Constructed in 1962-65, the Washington Hilton was hailed for its sinuous massing, its use of column-and-slab construction throughout, and its uniform precast concrete wall panels—in sum, a sharp departure from local traditions. Architect William B. Tabler created an important example of Modern design in Washington, innovative structurally, functionally, and aesthetically. Tabler, a Harvard-trained Midwesterner, first achieved success as the principal designer of the Statler Hotel at 16th and K Streets, and later as lead architect for the Statler company.
When Conrad Hilton purchased the Statler chain in 1954, Tabler became the chief architect for the Hilton Corporation, starting him on a path to becoming perhaps America’s greatest hotel architect, responsible for more than 400 hotels during his lifetime. Tabler emphasized highly efficient function, attention to labor-saving details, and economy through the employment of new construction methods and building systems. He also favored materials like concrete, which offered lower material costs and speed in assembly, but also plasticity for dramatic massing and detail. On projects like the Washington Hilton, it allowed the Modern grid to be bent and shaped expressionistically while creating depth, shadow and the visual contrast of large windows within a light-colored grid.
The “gull-wing” design of the Hilton avoids straight views down long, monotonous halls, maximizes the number of rooms with southern light and views, and allows the blank slab ends to become focal points of the design. The exuberant floating canopies represent another expressionistic touch inspired by the thin-shell concrete roofs popularized in the 1950s and 60s. In keeping with Conrad Hilton’s motto, "World Peace Through International Trade and Travel," the building’s evocation of sails and wings—and famous airline terminals—was an appropriate idiom for an establishment welcoming diplomats from around the globe to the capital of the free world.

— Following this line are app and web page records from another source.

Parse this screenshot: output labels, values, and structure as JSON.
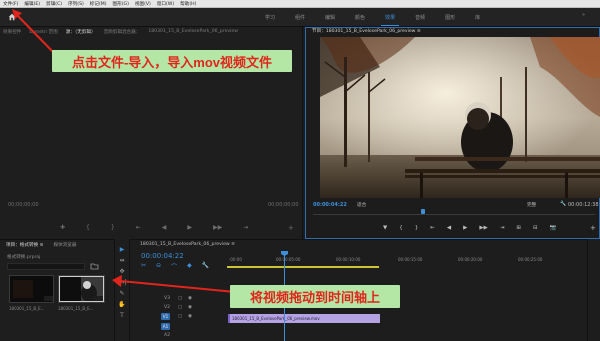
{
  "menu": [
    "文件(F)",
    "编辑(E)",
    "剪辑(C)",
    "序列(S)",
    "标记(M)",
    "图形(G)",
    "视图(V)",
    "窗口(W)",
    "帮助(H)"
  ],
  "workspaces": {
    "tabs": [
      "学习",
      "组件",
      "编辑",
      "颜色",
      "效果",
      "音频",
      "图形",
      "库"
    ],
    "active_index": 4,
    "more": "»"
  },
  "source_panel": {
    "tabs": [
      "效果控件",
      "Lumetri 范围",
      "源：（无剪辑）",
      "音频剪辑混合器：",
      "180301_15_B_EvelosePark_06_preview"
    ],
    "active_index": 2,
    "timecode_left": "00;00;00;00",
    "timecode_right": "00;00;00;00",
    "controls": [
      "✚",
      "{",
      "}",
      "⇤",
      "◀",
      "▶",
      "▶▶",
      "⇥",
      "⊞",
      "⊟",
      "📷"
    ],
    "add_label": "+"
  },
  "program_panel": {
    "title": "节目：180301_15_B_EvelosePark_06_preview ≡",
    "timecode": "00:00:04:22",
    "fit": "适合",
    "full": "完整",
    "wrench": "🔧",
    "timecode_right": "00:00:12:38",
    "controls": [
      "▼",
      "{",
      "}",
      "⇤",
      "◀",
      "▶",
      "▶▶",
      "⇥",
      "⊞",
      "⊟",
      "📷"
    ],
    "add_label": "+",
    "playhead_fraction": 0.38
  },
  "project_panel": {
    "tabs": [
      "项目：格式转换 ≡",
      "媒体浏览器"
    ],
    "active_index": 0,
    "name": "格式转换.prproj",
    "search_icon": "folder-search-icon",
    "items": [
      {
        "label": "180301_15_B_E...",
        "duration": ""
      },
      {
        "label": "180301_15_B_E...",
        "duration": "13:08"
      }
    ]
  },
  "tools": [
    "▶",
    "⇹",
    "✥",
    "|↔|",
    "✎",
    "✋",
    "T"
  ],
  "active_tool_index": 0,
  "timeline": {
    "title": "180301_15_B_EvelosePark_06_preview ≡",
    "timecode": "00:00:04:22",
    "tool_icons": [
      "✂",
      "⊖",
      "⌒",
      "◆",
      "🔧"
    ],
    "ruler": [
      ":00:00",
      "00:00:05:00",
      "00:00:10:00",
      "00:00:15:00",
      "00:00:20:00",
      "00:00:25:00"
    ],
    "tracks": [
      {
        "label": "V3",
        "target": false
      },
      {
        "label": "V2",
        "target": false
      },
      {
        "label": "V1",
        "target": true
      },
      {
        "label": "A1",
        "target": true
      },
      {
        "label": "A2",
        "target": false
      },
      {
        "label": "A3",
        "target": false
      }
    ],
    "clip_label": "180301_15_B_EvelosePark_06_preview.mov"
  },
  "annotations": {
    "note1": "点击文件-导入，导入mov视频文件",
    "note2": "将视频拖动到时间轴上",
    "note_color": "#b4e7a5",
    "text_color": "#e0261c"
  },
  "colors": {
    "accent": "#3d8fd9",
    "clip": "#b5a2e2",
    "workarea": "#c9c434"
  }
}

Beginning in the mid 1950s, new construction in Washington Heights has primarily consisted of large apartment buildings and commercial buildings, including the Washington Hilton. Although these buildings often contrast from the more traditional styles constructed throughout Washington Heights since its establishment, these more recent architectural expressions illustrate the evolution of the neighborhood and a shift in American architecture in the latter half of the twentieth century. These buildings, regardless of style and form, emphasize the use of modern materials.
The hotel came into further recognition in the 1980s as the site of an assassination attempt on Ronald Reagan after a speaking engagement at the Hilton building.
Today, the building continues to operate as a Hilton hotel at the critical city juncture between Dupont Circle and Adams Morgan.
DC Inventory: July 24, 2008
Part of the Washington Heights Historic District